**What the exercise asks**
An identical copy of the listing below is all the answer should contain.

━━━━━━━━━━━━━━━━━━━━━━━━━━━━━━

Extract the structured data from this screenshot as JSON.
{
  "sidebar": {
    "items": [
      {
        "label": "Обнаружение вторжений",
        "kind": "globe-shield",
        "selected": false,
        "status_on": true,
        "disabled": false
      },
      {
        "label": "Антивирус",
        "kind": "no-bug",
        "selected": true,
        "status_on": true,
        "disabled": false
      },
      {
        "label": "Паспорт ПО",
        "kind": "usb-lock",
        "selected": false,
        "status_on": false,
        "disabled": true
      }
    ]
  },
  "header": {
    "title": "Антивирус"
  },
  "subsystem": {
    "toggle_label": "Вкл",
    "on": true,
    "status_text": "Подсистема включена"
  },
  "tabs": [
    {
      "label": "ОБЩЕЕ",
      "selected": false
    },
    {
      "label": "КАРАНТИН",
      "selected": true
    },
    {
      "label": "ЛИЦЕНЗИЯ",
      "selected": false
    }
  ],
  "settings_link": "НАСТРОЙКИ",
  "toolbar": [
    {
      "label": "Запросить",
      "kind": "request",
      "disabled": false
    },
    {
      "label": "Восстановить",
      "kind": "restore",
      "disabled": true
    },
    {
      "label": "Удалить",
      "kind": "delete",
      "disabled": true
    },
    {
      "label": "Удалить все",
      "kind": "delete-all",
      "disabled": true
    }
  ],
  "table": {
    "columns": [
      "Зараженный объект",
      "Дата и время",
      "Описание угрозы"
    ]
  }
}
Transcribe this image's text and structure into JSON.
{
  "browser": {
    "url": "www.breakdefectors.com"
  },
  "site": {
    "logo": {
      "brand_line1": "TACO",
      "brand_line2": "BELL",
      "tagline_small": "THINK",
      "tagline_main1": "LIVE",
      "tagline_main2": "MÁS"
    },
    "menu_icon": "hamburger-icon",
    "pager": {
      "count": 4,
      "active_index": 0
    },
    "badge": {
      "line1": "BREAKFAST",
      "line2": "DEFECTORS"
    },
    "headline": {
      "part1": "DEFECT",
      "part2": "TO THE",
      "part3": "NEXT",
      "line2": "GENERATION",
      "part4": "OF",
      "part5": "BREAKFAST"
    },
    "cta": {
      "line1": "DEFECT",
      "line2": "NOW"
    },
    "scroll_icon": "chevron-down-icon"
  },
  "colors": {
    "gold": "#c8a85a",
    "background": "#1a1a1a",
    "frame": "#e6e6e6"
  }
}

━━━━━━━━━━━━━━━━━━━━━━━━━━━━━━

**Solved problem**
Extract the structured data from this screenshot as JSON.
{
  "sidebar": {
    "items": [
      {
        "label": "Обнаружение вторжений",
        "kind": "globe-shield",
        "selected": false,
        "status_on": true,
        "disabled": false
      },
      {
        "label": "Антивирус",
        "kind": "no-bug",
        "selected": true,
        "status_on": true,
        "disabled": false
      },
      {
        "label": "Паспорт ПО",
        "kind": "usb-lock",
        "selected": false,
        "status_on": false,
        "disabled": true
      }
    ]
  },
  "header": {
    "title": "Антивирус"
  },
  "subsystem": {
    "toggle_label": "Вкл",
    "on": true,
    "status_text": "Подсистема включена"
  },
  "tabs": [
    {
      "label": "ОБЩЕЕ",
      "selected": false
    },
    {
      "label": "КАРАНТИН",
      "selected": true
    },
    {
      "label": "ЛИЦЕНЗИЯ",
      "selected": false
    }
  ],
  "settings_link": "НАСТРОЙКИ",
  "toolbar": [
    {
      "label": "Запросить",
      "kind": "request",
      "disabled": false
    },
    {
      "label": "Восстановить",
      "kind": "restore",
      "disabled": true
    },
    {
      "label": "Удалить",
      "kind": "delete",
      "disabled": true
    },
    {
      "label": "Удалить все",
      "kind": "delete-all",
      "disabled": true
    }
  ],
  "table": {
    "columns": [
      "Зараженный объект",
      "Дата и время",
      "Описание угрозы"
    ]
  }
}
Transcribe this image's text and structure into JSON.
{
  "browser": {
    "url": "www.breakdefectors.com"
  },
  "site": {
    "logo": {
      "brand_line1": "TACO",
      "brand_line2": "BELL",
      "tagline_small": "THINK",
      "tagline_main1": "LIVE",
      "tagline_main2": "MÁS"
    },
    "menu_icon": "hamburger-icon",
    "pager": {
      "count": 4,
      "active_index": 0
    },
    "badge": {
      "line1": "BREAKFAST",
      "line2": "DEFECTORS"
    },
    "headline": {
      "part1": "DEFECT",
      "part2": "TO THE",
      "part3": "NEXT",
      "line2": "GENERATION",
      "part4": "OF",
      "part5": "BREAKFAST"
    },
    "cta": {
      "line1": "DEFECT",
      "line2": "NOW"
    },
    "scroll_icon": "chevron-down-icon"
  },
  "colors": {
    "gold": "#c8a85a",
    "background": "#1a1a1a",
    "frame": "#e6e6e6"
  }
}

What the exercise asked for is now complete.